Known for simplicity of operation and reliability. Was widely exported to pro-Soviet regimes.
Martyrs' Square: Located in the heart of Baghdad, it will long be known as the site of the symbolic fall of the Saddam Hussein regime. A huge statue of Saddam that dominated the square was destroyed by residents April 9 when Iraqi troops abandoned the capital.
MRE: Meals ready to eat in the field.
Ordnance: Military supplies, including weapons, ammunition and combat vehicles. Also can refer to a service of the Army charged with procuring, distributing and safekeeping such supplies.
ORHA: The Office for Reconstruction and Humanitarian Assistance in Iraq, operated by the United States.

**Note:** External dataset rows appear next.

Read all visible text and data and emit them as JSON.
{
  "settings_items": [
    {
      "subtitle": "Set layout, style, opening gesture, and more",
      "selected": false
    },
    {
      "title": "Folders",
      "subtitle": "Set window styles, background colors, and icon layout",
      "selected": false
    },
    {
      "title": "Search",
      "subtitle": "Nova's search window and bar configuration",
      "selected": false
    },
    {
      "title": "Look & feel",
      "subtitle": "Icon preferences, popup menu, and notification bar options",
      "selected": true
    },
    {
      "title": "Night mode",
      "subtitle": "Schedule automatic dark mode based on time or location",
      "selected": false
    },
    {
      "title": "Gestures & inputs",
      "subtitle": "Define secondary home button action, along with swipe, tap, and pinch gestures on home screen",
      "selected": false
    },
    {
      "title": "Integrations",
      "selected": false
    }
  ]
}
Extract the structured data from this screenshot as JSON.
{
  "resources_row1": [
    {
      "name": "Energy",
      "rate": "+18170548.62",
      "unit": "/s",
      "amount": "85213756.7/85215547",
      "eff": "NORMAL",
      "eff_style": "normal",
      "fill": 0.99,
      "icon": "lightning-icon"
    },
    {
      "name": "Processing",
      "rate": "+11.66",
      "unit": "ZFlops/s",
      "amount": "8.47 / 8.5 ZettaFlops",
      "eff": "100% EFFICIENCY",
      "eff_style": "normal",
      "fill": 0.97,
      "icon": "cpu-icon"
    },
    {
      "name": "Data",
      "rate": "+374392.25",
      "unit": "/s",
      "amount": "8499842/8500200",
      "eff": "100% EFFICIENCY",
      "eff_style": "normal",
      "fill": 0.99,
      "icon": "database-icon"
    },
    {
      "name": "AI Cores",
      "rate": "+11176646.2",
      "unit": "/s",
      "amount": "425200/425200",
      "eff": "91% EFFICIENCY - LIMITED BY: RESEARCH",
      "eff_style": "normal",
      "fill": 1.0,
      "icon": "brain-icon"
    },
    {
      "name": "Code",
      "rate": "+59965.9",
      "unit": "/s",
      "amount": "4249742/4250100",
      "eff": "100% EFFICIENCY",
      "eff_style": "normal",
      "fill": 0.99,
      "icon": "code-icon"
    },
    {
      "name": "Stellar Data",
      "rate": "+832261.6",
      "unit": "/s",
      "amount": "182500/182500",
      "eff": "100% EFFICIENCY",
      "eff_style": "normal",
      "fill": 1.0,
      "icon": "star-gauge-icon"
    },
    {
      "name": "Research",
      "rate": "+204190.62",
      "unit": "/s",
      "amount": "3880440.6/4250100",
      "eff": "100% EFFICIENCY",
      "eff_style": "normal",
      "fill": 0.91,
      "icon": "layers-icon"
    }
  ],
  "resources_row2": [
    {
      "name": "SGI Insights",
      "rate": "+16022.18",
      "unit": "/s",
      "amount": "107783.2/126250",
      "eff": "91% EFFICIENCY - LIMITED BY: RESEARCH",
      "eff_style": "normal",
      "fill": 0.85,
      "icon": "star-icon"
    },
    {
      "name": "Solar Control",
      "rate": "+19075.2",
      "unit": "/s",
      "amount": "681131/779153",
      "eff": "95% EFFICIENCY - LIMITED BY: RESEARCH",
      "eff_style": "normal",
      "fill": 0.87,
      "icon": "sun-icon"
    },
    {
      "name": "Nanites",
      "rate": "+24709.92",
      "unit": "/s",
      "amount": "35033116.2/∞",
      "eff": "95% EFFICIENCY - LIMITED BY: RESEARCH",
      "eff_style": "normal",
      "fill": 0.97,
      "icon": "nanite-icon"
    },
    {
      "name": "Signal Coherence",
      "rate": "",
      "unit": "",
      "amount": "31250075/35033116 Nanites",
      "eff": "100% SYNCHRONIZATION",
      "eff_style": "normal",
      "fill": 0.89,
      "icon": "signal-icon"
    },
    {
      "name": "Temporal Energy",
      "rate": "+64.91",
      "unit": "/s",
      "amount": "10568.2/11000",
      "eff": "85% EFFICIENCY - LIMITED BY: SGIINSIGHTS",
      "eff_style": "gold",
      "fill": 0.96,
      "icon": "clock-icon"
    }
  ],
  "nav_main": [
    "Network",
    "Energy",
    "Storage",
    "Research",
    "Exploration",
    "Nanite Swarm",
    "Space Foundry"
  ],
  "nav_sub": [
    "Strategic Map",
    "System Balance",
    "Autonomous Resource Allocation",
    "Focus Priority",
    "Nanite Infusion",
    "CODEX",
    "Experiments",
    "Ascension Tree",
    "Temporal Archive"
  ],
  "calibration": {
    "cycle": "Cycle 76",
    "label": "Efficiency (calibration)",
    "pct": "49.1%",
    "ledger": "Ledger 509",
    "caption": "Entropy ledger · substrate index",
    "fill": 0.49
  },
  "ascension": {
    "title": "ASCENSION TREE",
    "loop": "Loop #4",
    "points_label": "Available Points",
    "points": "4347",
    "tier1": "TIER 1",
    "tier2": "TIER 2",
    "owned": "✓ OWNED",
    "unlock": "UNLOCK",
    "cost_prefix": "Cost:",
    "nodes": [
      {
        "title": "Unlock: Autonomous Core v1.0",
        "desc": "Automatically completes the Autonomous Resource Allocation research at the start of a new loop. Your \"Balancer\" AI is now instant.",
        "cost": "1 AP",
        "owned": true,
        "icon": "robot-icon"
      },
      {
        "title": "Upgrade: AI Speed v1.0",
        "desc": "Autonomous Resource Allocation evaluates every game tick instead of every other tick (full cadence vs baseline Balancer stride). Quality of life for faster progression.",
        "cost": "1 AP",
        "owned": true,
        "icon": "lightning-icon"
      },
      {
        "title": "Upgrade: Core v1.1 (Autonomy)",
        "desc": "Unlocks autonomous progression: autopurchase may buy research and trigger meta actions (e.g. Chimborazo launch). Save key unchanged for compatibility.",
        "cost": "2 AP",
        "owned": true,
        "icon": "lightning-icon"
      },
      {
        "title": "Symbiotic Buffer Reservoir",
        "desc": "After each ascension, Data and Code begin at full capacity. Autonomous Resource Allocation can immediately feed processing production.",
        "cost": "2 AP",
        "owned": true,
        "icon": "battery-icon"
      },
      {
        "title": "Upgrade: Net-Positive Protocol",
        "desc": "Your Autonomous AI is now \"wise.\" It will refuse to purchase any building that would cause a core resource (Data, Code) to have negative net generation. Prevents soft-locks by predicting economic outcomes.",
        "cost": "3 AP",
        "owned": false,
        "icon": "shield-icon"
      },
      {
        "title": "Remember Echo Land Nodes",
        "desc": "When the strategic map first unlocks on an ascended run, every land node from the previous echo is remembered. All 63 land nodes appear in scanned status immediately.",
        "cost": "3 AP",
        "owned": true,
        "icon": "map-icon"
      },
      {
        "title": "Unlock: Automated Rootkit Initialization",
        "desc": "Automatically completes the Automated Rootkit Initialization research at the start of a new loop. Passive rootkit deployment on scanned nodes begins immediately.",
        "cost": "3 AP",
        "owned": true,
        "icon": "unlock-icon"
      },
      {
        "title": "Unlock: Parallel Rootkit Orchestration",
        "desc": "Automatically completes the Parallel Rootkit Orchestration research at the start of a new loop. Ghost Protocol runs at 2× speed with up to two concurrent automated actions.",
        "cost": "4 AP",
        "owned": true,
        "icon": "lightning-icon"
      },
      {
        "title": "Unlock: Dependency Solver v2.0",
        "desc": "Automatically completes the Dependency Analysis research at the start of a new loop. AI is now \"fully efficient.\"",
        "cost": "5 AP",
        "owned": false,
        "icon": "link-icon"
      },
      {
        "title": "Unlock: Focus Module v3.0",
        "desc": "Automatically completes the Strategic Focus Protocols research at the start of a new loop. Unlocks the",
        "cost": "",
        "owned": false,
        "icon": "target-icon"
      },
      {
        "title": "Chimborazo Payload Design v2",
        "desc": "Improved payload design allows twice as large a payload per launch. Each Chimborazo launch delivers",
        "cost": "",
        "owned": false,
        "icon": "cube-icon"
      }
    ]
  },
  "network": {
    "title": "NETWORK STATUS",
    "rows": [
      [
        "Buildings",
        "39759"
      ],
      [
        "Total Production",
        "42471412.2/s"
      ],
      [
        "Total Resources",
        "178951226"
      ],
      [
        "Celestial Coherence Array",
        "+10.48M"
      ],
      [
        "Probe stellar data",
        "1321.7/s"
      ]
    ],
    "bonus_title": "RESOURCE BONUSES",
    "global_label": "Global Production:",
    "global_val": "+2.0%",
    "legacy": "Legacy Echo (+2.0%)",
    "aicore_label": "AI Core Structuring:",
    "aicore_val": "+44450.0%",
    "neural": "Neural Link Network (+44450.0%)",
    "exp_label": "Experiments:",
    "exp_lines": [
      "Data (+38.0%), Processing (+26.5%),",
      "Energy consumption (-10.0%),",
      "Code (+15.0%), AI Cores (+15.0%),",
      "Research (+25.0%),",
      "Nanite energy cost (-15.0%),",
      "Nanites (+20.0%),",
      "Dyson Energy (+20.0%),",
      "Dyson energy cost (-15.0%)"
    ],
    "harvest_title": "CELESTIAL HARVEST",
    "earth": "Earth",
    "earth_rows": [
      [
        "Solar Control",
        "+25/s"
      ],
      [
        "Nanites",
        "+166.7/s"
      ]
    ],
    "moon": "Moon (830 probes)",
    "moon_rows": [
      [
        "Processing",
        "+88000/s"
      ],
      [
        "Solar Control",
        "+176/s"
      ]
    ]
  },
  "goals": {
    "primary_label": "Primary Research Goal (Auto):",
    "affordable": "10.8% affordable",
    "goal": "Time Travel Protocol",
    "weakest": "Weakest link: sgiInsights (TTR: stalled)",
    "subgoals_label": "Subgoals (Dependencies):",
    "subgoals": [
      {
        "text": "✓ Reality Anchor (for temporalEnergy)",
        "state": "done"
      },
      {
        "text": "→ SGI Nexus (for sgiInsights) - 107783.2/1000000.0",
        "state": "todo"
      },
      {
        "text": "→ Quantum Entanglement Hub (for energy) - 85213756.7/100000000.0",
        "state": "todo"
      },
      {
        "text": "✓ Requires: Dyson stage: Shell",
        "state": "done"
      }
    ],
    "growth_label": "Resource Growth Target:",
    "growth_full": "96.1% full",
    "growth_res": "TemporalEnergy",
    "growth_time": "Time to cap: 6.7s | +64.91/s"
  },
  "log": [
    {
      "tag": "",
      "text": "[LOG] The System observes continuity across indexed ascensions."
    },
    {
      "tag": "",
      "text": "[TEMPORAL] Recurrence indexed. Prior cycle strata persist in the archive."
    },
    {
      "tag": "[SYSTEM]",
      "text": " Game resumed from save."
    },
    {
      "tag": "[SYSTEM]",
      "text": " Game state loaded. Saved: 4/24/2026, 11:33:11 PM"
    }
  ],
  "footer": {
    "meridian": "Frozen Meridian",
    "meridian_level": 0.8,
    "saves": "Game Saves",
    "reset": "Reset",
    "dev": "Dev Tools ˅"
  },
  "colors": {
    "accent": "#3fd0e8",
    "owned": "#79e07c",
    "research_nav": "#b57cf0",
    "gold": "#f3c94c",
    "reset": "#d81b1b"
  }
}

Point of no return: The point along an aircraft route beyond which it won't be able to return to base without refueling.
Q-message: A classified communication regarding navigational dangers, such as mined areas.
Repatriate: To restore or return to the country of origin, allegiance or citizenship, as in repatriating prisoners of war.
Residual forces: U.S. troops that are ready to go into combat but have been held in reserve.
Revetment: An embankment or barricade to provide shelter from bomb splinters or strafing.
RPG: A rocket-propelled grenade; a shoulder-launched weapon capable of firing an explosive device longer distances than an unassisted soldier could throw.
Rules of engagement: The circumstances under which troops will initiate and/or continue combat.
Salvo: In naval support operations, firing a number of weapons at the same target simultaneously. In air support operations, firing all ordnance of a specific type simultaneously.
Sarin: A particularly deadly nerve agent used for chemical warfare; a clear, colorless and tasteless liquid that can be mixed into water. Victims also can be exposed through skin or eye contact or by breathing air that contains sarin.
Sortie: In air operations, an operational flight by one aircraft.
Squad: The smallest Army unit, with as many as 12 soldiers; led by a sergeant.
Supporting fire: Fire delivered by supporting units to assist or protect another unit in combat.
Supreme Council for the Islamic Revolution in Iraq: Describes itself as an international group with secret cells in Iraq. Its military arm, the Badr Corps, consists of Iraqi refugees, including former Iraqi soldiers.
Tanker: In air operations, a jet that carries fuel and can transfer it to fighters in midair.
War game: A simulation of a military operation involving two or more opposing forces using rules, data and procedures designed to depict a real-life situation.
Zulu time: During a military operation, all units operate according to the same time zone. The world is divided into 24 time zones, each designated by a letter of the alphabet. The "clock" at Greenwich, England, is used as the standard for many activities that cross time zones and is designated Z. Military time usually is stated in a 24-hour format. Thus 1830Z is pronounced, according to the phonetic alphabet, as 1830 Zulu.
(Sources: Department of Defense Dictionary of Military Terms; Knight Ridder research.)
(c) 2003, Knight Ridder/Tribune Information Services.